The most recent round of temporary transit lanes that were permanently approved on January 18 benefit Muni’s 1 California, 19 Polk, 27 Bryant, 43 Masonic and 44 O’Shaughnessy, bringing the total to 10 miles that have been made permanent.
The 1 California’s transit lane was installed in summer 2021, benefitting one of Muni’s highest-ridership lines. The project evaluation showed up to 15% faster travel time for 1 California customers compared to pre-pandemic. Following evaluation and community input, we made some adjustments to the project, adding transit lanes to two additional blocks and removing afternoon towaway restrictions on one block of transit lanes in Chinatown. Although it was not part of the original project, three blocks of general traffic peak-hour towaway lanes will also be removed on Sacramento Street to help address merchant concerns about parking availability.
Between summer 2020 and fall 2021, transit lanes were installed on 7th and 8th streets in SoMa, critical corridors for the 19 Polk, a key north-south connector in San Francisco. The 27 Bryant’s route was modified last year so that it would also be able to use the lanes to travel through SoMa with less delay. The project evaluation found that the lanes helped preserve transit travel time savings as traffic returned. Transit travel time along 7th and 8th Streets decreased by up to 13% when the lanes were installed and remain up to 25% shorter than pre-COVID conditions, even as traffic volumes increase.
In April 2021, we installed temporary emergency transit improvements at six key locations where traffic bottlenecks occur on the 43 Masonic and 44 O’Shaughnessy. These spot improvements, which included transit lanes and left turn restrictions, helped buses navigate through these bottlenecks more quickly, providing a faster ride and better reliability for Muni customers. In addition to the transit improvements already made on Masonic, transit signal priority is being explored as an additional tool to further improve travel times.
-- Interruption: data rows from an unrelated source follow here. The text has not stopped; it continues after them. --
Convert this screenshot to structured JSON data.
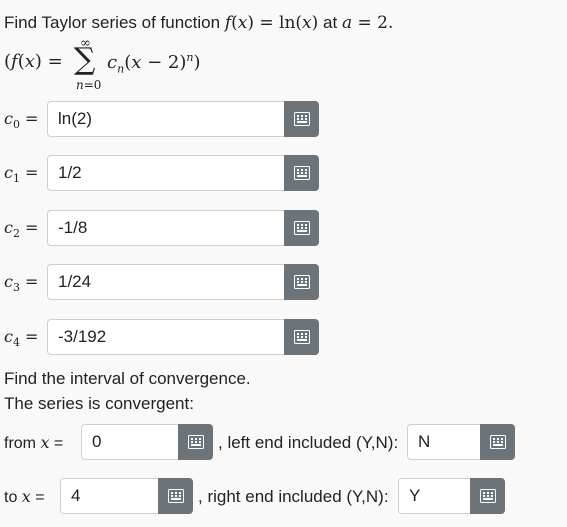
{
  "question": {
    "prefix": "Find Taylor series of function",
    "function_expr": "f(x) = ln(x)",
    "at_word": "at",
    "point_expr": "a = 2.",
    "series_formula": {
      "lhs": "(f(x) =",
      "sum_top": "∞",
      "sum_symbol": "∑",
      "sum_bottom": "n=0",
      "term": "cn(x − 2)n)"
    }
  },
  "coefficients": [
    {
      "label": "c0 =",
      "value": "ln(2)"
    },
    {
      "label": "c1 =",
      "value": "1/2"
    },
    {
      "label": "c2 =",
      "value": "-1/8"
    },
    {
      "label": "c3 =",
      "value": "1/24"
    },
    {
      "label": "c4 =",
      "value": "-3/192"
    }
  ],
  "interval": {
    "prompt": "Find the interval of convergence.",
    "statement": "The series is convergent:",
    "from_label": "from x =",
    "from_value": "0",
    "left_included_label": ", left end included (Y,N):",
    "left_included_value": "N",
    "to_label": "to x =",
    "to_value": "4",
    "right_included_label": ", right end included (Y,N):",
    "right_included_value": "Y"
  },
  "icons": {
    "keyboard_button_icon": "keyboard-icon",
    "button_color": "#6d7479"
  }
}
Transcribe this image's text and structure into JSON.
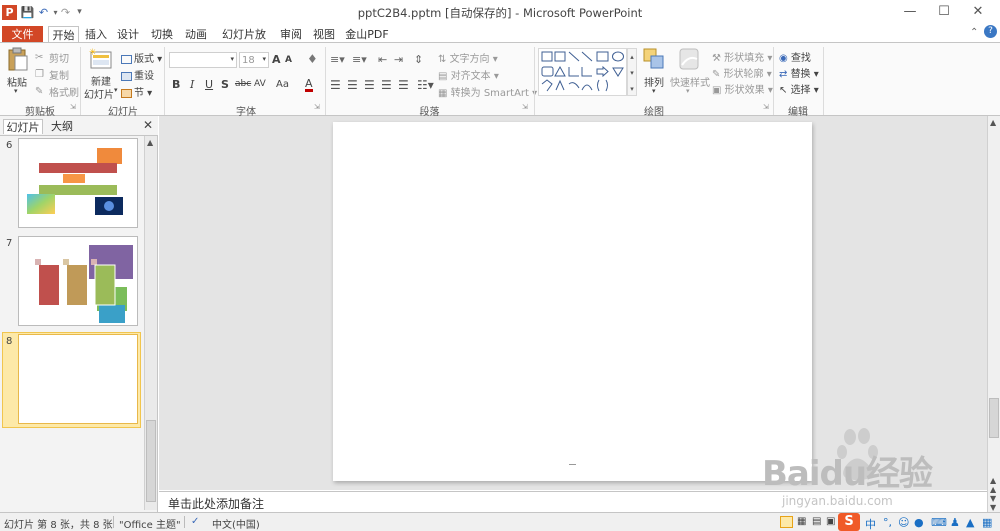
{
  "window": {
    "title": "pptC2B4.pptm [自动保存的] - Microsoft PowerPoint",
    "help_label": "?"
  },
  "tabs": [
    {
      "label": "文件"
    },
    {
      "label": "开始"
    },
    {
      "label": "插入"
    },
    {
      "label": "设计"
    },
    {
      "label": "切换"
    },
    {
      "label": "动画"
    },
    {
      "label": "幻灯片放映"
    },
    {
      "label": "审阅"
    },
    {
      "label": "视图"
    },
    {
      "label": "金山PDF"
    }
  ],
  "ribbon": {
    "clipboard": {
      "label": "剪贴板",
      "paste": "粘贴",
      "cut": "剪切",
      "copy": "复制",
      "format_painter": "格式刷"
    },
    "slides": {
      "label": "幻灯片",
      "new_slide_line1": "新建",
      "new_slide_line2": "幻灯片",
      "layout": "版式",
      "reset": "重设",
      "section": "节"
    },
    "font": {
      "label": "字体",
      "font_name": "",
      "font_size": "18",
      "bold": "B",
      "italic": "I",
      "underline": "U",
      "shadow": "S",
      "strike": "abc",
      "spacing": "AV",
      "case": "Aa",
      "grow": "A",
      "shrink": "A",
      "color": "A"
    },
    "paragraph": {
      "label": "段落",
      "text_direction": "文字方向",
      "align_text": "对齐文本",
      "convert_smartart": "转换为 SmartArt"
    },
    "drawing": {
      "label": "绘图",
      "arrange": "排列",
      "quick_styles": "快速样式",
      "shape_fill": "形状填充",
      "shape_outline": "形状轮廓",
      "shape_effects": "形状效果"
    },
    "editing": {
      "label": "编辑",
      "find": "查找",
      "replace": "替换",
      "select": "选择"
    }
  },
  "left_panel": {
    "tab_slides": "幻灯片",
    "tab_outline": "大纲",
    "thumbnails": [
      {
        "number": "6"
      },
      {
        "number": "7"
      },
      {
        "number": "8"
      }
    ]
  },
  "notes": {
    "placeholder": "单击此处添加备注"
  },
  "status": {
    "slide_info": "幻灯片 第 8 张，共 8 张",
    "theme": "\"Office 主题\"",
    "language": "中文(中国)",
    "ime": "中"
  },
  "watermark": {
    "brand": "Baidu经验",
    "url": "jingyan.baidu.com"
  },
  "colors": {
    "file_tab": "#d24726",
    "slide_bg": "#ffffff",
    "workspace": "#e4e4e4"
  }
}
The remaining project under the Temporary Emergency Transit Lane program is the Park Presidio Lombard Temporary HOV Lanes project which will finish implementation on the Park Presidio segment soon. Once implementation is complete, we’ll conduct a thorough evaluation in partnership with Caltrans, since this is on a state highway, before making a recommendation about whether to make these lanes permanent as well.